(EXTRACTED INFORMATION)
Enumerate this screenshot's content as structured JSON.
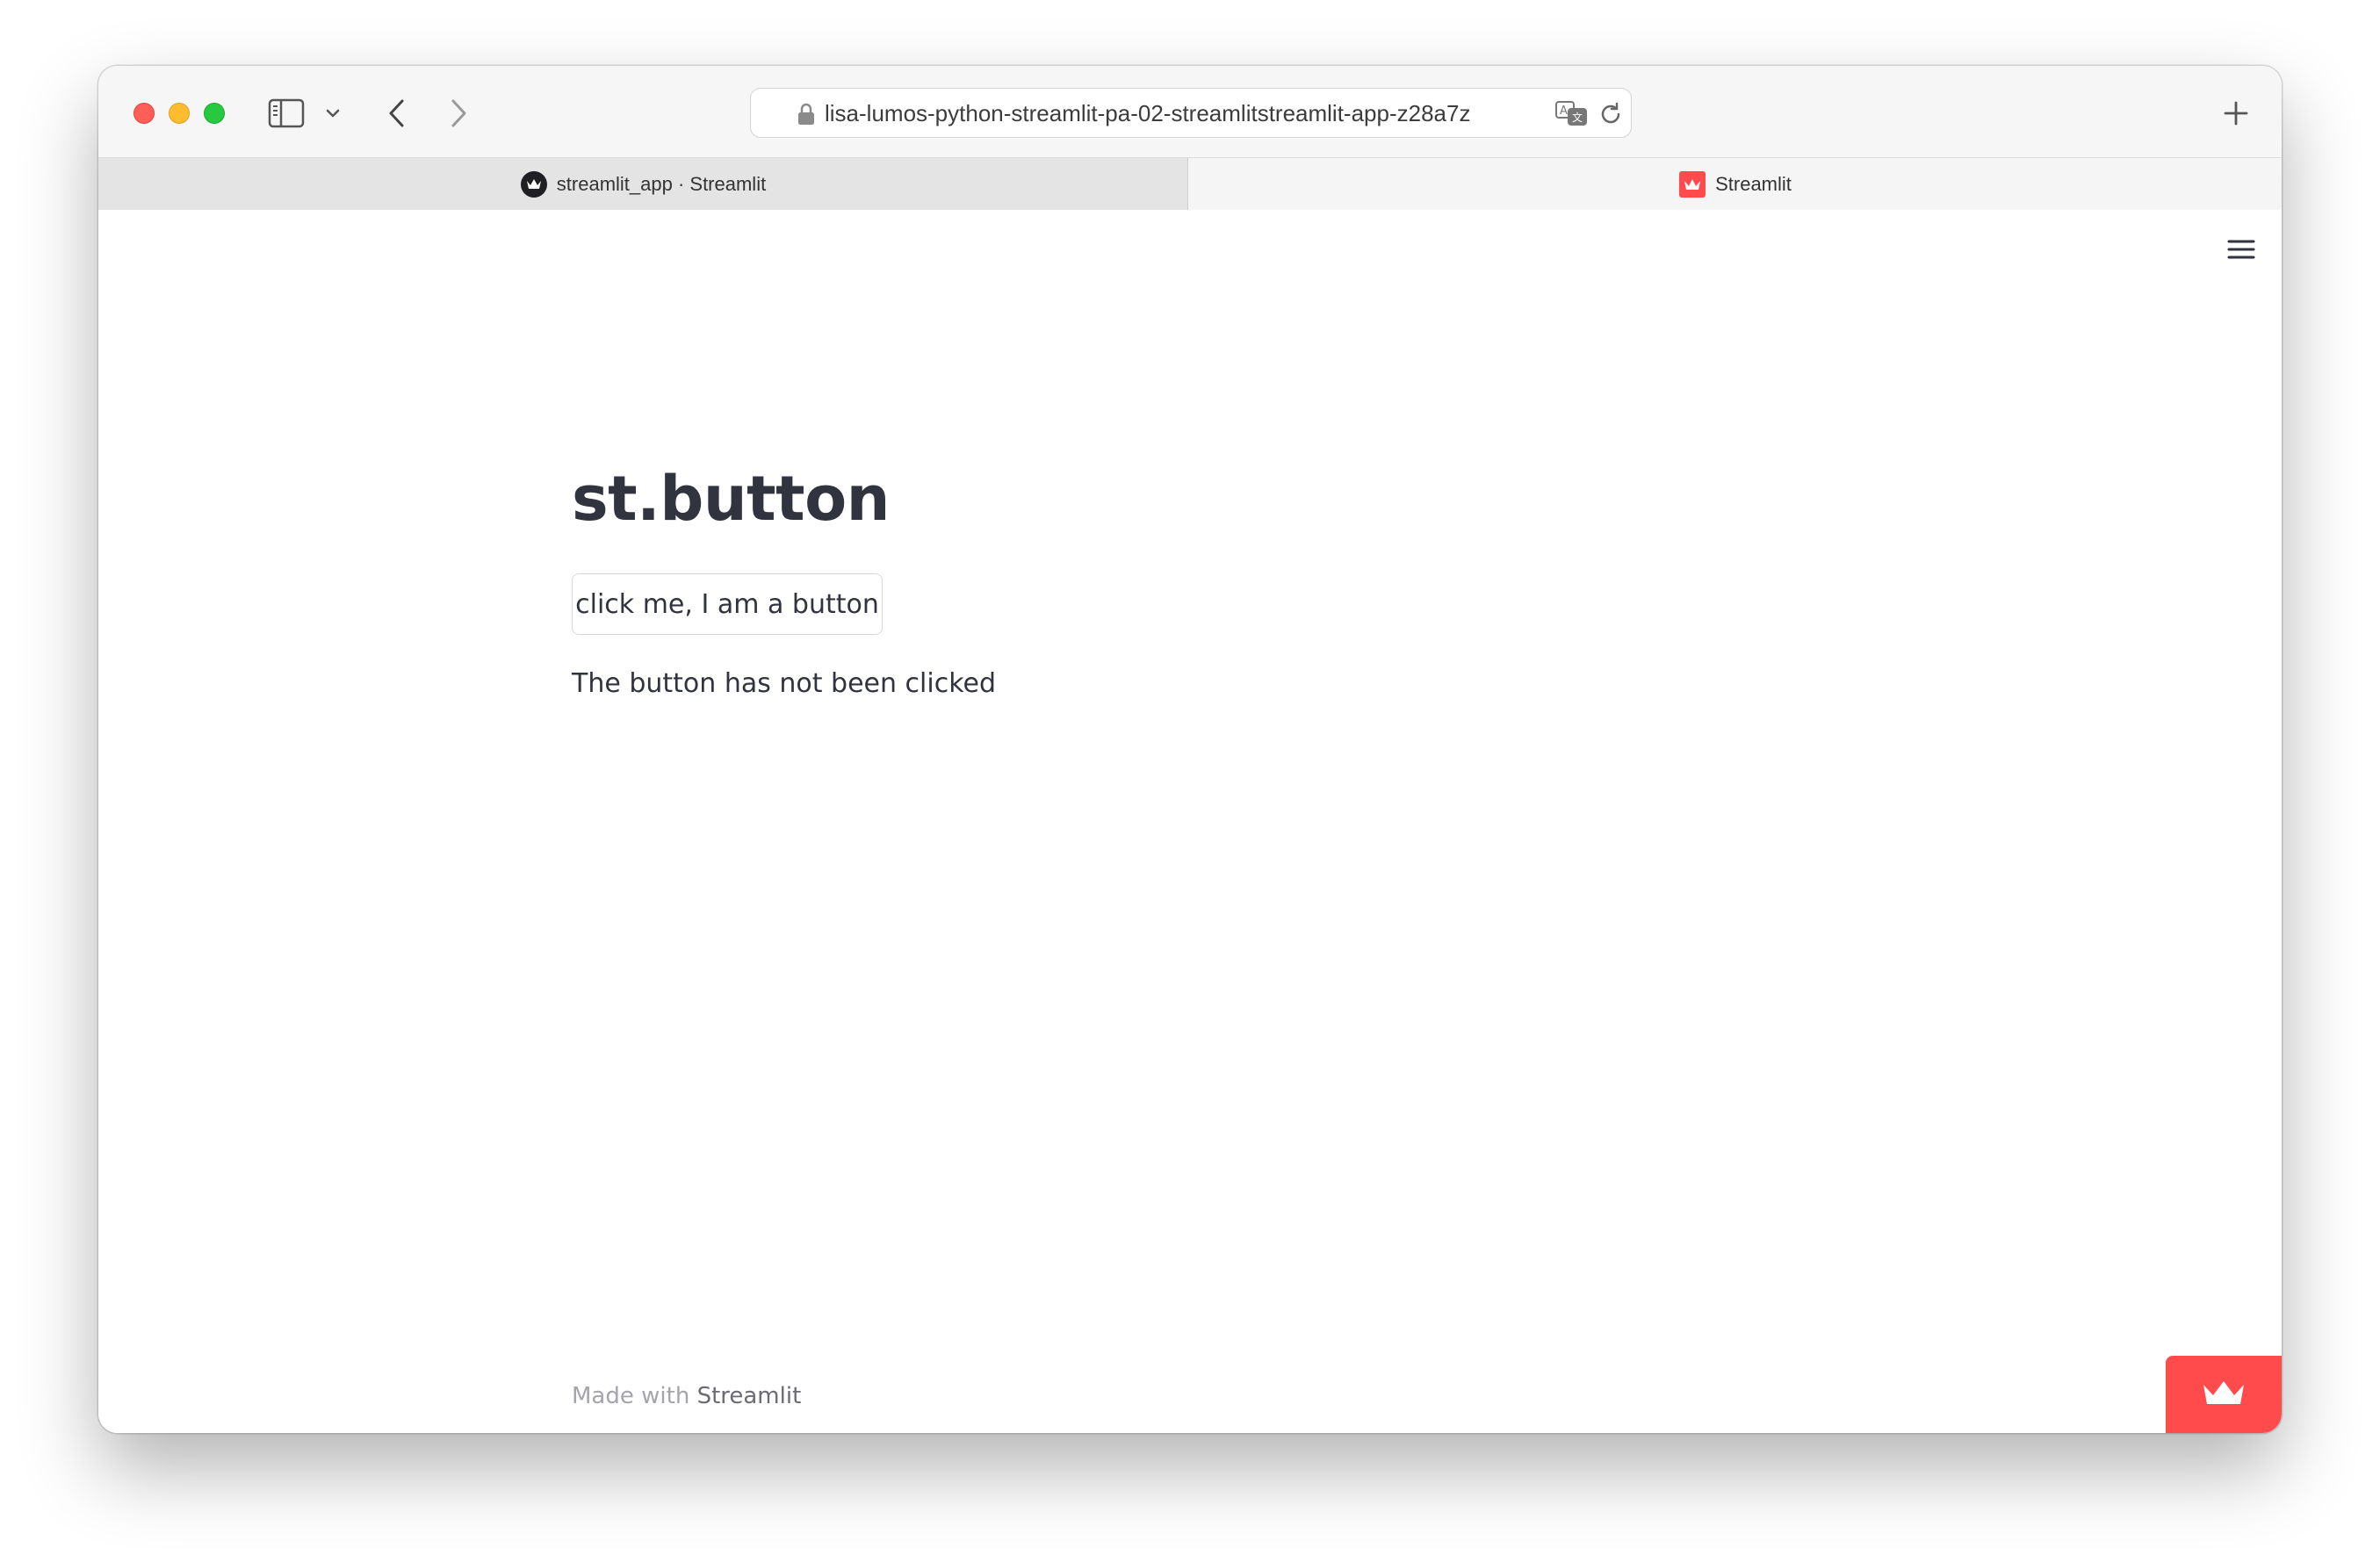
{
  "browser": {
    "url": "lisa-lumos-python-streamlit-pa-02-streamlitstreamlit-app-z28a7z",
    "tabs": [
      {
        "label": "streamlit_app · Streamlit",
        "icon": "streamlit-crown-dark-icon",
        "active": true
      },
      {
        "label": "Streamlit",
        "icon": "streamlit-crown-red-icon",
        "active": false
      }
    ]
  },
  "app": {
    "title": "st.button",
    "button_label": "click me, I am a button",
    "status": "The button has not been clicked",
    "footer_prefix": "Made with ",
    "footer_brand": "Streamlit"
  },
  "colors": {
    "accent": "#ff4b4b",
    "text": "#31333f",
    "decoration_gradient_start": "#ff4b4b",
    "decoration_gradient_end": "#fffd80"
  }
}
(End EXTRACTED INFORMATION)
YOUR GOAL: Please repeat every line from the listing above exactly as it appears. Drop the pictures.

SOLUTION TO THE EXERCISE:
Enumerate this screenshot's content as structured JSON.
{
  "browser": {
    "url": "lisa-lumos-python-streamlit-pa-02-streamlitstreamlit-app-z28a7z",
    "tabs": [
      {
        "label": "streamlit_app · Streamlit",
        "icon": "streamlit-crown-dark-icon",
        "active": true
      },
      {
        "label": "Streamlit",
        "icon": "streamlit-crown-red-icon",
        "active": false
      }
    ]
  },
  "app": {
    "title": "st.button",
    "button_label": "click me, I am a button",
    "status": "The button has not been clicked",
    "footer_prefix": "Made with ",
    "footer_brand": "Streamlit"
  },
  "colors": {
    "accent": "#ff4b4b",
    "text": "#31333f",
    "decoration_gradient_start": "#ff4b4b",
    "decoration_gradient_end": "#fffd80"
  }
}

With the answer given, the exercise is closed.